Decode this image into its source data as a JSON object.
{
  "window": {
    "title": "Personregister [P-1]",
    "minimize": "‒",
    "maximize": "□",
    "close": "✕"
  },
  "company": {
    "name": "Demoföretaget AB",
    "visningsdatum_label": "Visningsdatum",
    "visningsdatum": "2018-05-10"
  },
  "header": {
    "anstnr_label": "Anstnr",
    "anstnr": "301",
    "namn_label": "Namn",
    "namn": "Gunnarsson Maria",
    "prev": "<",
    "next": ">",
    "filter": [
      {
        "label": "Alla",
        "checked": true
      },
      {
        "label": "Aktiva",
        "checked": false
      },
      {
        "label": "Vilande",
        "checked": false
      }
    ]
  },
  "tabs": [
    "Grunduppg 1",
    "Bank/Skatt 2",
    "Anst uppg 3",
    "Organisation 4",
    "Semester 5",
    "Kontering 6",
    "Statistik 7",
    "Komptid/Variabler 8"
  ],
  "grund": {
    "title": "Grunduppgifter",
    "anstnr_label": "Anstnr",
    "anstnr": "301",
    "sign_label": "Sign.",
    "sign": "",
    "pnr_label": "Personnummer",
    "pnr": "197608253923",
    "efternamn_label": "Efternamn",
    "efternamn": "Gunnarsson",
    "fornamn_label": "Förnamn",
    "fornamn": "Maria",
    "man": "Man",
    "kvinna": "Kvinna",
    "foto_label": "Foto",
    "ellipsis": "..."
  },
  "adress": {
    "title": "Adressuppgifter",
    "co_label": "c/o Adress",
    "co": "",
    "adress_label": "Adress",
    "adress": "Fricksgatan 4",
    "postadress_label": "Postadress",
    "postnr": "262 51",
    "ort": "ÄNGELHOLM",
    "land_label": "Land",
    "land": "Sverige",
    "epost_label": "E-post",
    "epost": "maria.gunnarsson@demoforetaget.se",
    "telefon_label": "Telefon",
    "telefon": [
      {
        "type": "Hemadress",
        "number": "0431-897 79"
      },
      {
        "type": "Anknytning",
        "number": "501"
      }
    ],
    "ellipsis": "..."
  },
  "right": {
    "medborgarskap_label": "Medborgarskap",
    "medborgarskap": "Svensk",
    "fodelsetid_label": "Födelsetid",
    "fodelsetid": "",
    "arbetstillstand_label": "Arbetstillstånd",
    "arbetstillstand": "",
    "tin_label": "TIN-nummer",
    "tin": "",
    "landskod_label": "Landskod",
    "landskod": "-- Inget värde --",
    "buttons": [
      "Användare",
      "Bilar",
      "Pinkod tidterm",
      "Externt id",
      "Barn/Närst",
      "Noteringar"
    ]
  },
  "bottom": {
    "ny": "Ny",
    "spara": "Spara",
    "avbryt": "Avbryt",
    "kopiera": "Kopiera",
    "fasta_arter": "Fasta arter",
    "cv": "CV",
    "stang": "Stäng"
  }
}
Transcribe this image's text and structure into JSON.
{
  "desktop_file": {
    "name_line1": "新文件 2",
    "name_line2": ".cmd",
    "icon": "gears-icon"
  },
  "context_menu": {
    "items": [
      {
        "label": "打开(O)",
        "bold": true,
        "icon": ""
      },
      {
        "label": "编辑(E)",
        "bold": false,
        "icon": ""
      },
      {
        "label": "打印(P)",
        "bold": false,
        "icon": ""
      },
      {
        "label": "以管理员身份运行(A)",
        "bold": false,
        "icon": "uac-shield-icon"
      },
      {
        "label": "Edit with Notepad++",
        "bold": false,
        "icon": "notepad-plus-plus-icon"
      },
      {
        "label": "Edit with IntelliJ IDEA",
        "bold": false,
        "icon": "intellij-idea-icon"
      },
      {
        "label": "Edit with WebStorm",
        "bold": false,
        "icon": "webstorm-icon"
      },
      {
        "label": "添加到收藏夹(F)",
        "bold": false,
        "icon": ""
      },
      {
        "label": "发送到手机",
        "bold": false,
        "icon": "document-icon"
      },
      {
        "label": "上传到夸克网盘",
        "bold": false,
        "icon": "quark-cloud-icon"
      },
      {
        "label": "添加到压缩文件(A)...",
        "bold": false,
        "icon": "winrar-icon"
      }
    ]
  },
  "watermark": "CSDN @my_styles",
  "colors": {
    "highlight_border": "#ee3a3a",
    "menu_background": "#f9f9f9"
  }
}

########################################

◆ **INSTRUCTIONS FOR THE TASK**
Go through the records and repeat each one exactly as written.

◆ **RESPONSE**
Decode this image into its source data as a JSON object.
{
  "window": {
    "title": "Personregister [P-1]",
    "minimize": "‒",
    "maximize": "□",
    "close": "✕"
  },
  "company": {
    "name": "Demoföretaget AB",
    "visningsdatum_label": "Visningsdatum",
    "visningsdatum": "2018-05-10"
  },
  "header": {
    "anstnr_label": "Anstnr",
    "anstnr": "301",
    "namn_label": "Namn",
    "namn": "Gunnarsson Maria",
    "prev": "<",
    "next": ">",
    "filter": [
      {
        "label": "Alla",
        "checked": true
      },
      {
        "label": "Aktiva",
        "checked": false
      },
      {
        "label": "Vilande",
        "checked": false
      }
    ]
  },
  "tabs": [
    "Grunduppg 1",
    "Bank/Skatt 2",
    "Anst uppg 3",
    "Organisation 4",
    "Semester 5",
    "Kontering 6",
    "Statistik 7",
    "Komptid/Variabler 8"
  ],
  "grund": {
    "title": "Grunduppgifter",
    "anstnr_label": "Anstnr",
    "anstnr": "301",
    "sign_label": "Sign.",
    "sign": "",
    "pnr_label": "Personnummer",
    "pnr": "197608253923",
    "efternamn_label": "Efternamn",
    "efternamn": "Gunnarsson",
    "fornamn_label": "Förnamn",
    "fornamn": "Maria",
    "man": "Man",
    "kvinna": "Kvinna",
    "foto_label": "Foto",
    "ellipsis": "..."
  },
  "adress": {
    "title": "Adressuppgifter",
    "co_label": "c/o Adress",
    "co": "",
    "adress_label": "Adress",
    "adress": "Fricksgatan 4",
    "postadress_label": "Postadress",
    "postnr": "262 51",
    "ort": "ÄNGELHOLM",
    "land_label": "Land",
    "land": "Sverige",
    "epost_label": "E-post",
    "epost": "maria.gunnarsson@demoforetaget.se",
    "telefon_label": "Telefon",
    "telefon": [
      {
        "type": "Hemadress",
        "number": "0431-897 79"
      },
      {
        "type": "Anknytning",
        "number": "501"
      }
    ],
    "ellipsis": "..."
  },
  "right": {
    "medborgarskap_label": "Medborgarskap",
    "medborgarskap": "Svensk",
    "fodelsetid_label": "Födelsetid",
    "fodelsetid": "",
    "arbetstillstand_label": "Arbetstillstånd",
    "arbetstillstand": "",
    "tin_label": "TIN-nummer",
    "tin": "",
    "landskod_label": "Landskod",
    "landskod": "-- Inget värde --",
    "buttons": [
      "Användare",
      "Bilar",
      "Pinkod tidterm",
      "Externt id",
      "Barn/Närst",
      "Noteringar"
    ]
  },
  "bottom": {
    "ny": "Ny",
    "spara": "Spara",
    "avbryt": "Avbryt",
    "kopiera": "Kopiera",
    "fasta_arter": "Fasta arter",
    "cv": "CV",
    "stang": "Stäng"
  }
}
Transcribe this image's text and structure into JSON.
{
  "desktop_file": {
    "name_line1": "新文件 2",
    "name_line2": ".cmd",
    "icon": "gears-icon"
  },
  "context_menu": {
    "items": [
      {
        "label": "打开(O)",
        "bold": true,
        "icon": ""
      },
      {
        "label": "编辑(E)",
        "bold": false,
        "icon": ""
      },
      {
        "label": "打印(P)",
        "bold": false,
        "icon": ""
      },
      {
        "label": "以管理员身份运行(A)",
        "bold": false,
        "icon": "uac-shield-icon"
      },
      {
        "label": "Edit with Notepad++",
        "bold": false,
        "icon": "notepad-plus-plus-icon"
      },
      {
        "label": "Edit with IntelliJ IDEA",
        "bold": false,
        "icon": "intellij-idea-icon"
      },
      {
        "label": "Edit with WebStorm",
        "bold": false,
        "icon": "webstorm-icon"
      },
      {
        "label": "添加到收藏夹(F)",
        "bold": false,
        "icon": ""
      },
      {
        "label": "发送到手机",
        "bold": false,
        "icon": "document-icon"
      },
      {
        "label": "上传到夸克网盘",
        "bold": false,
        "icon": "quark-cloud-icon"
      },
      {
        "label": "添加到压缩文件(A)...",
        "bold": false,
        "icon": "winrar-icon"
      }
    ]
  },
  "watermark": "CSDN @my_styles",
  "colors": {
    "highlight_border": "#ee3a3a",
    "menu_background": "#f9f9f9"
  }
}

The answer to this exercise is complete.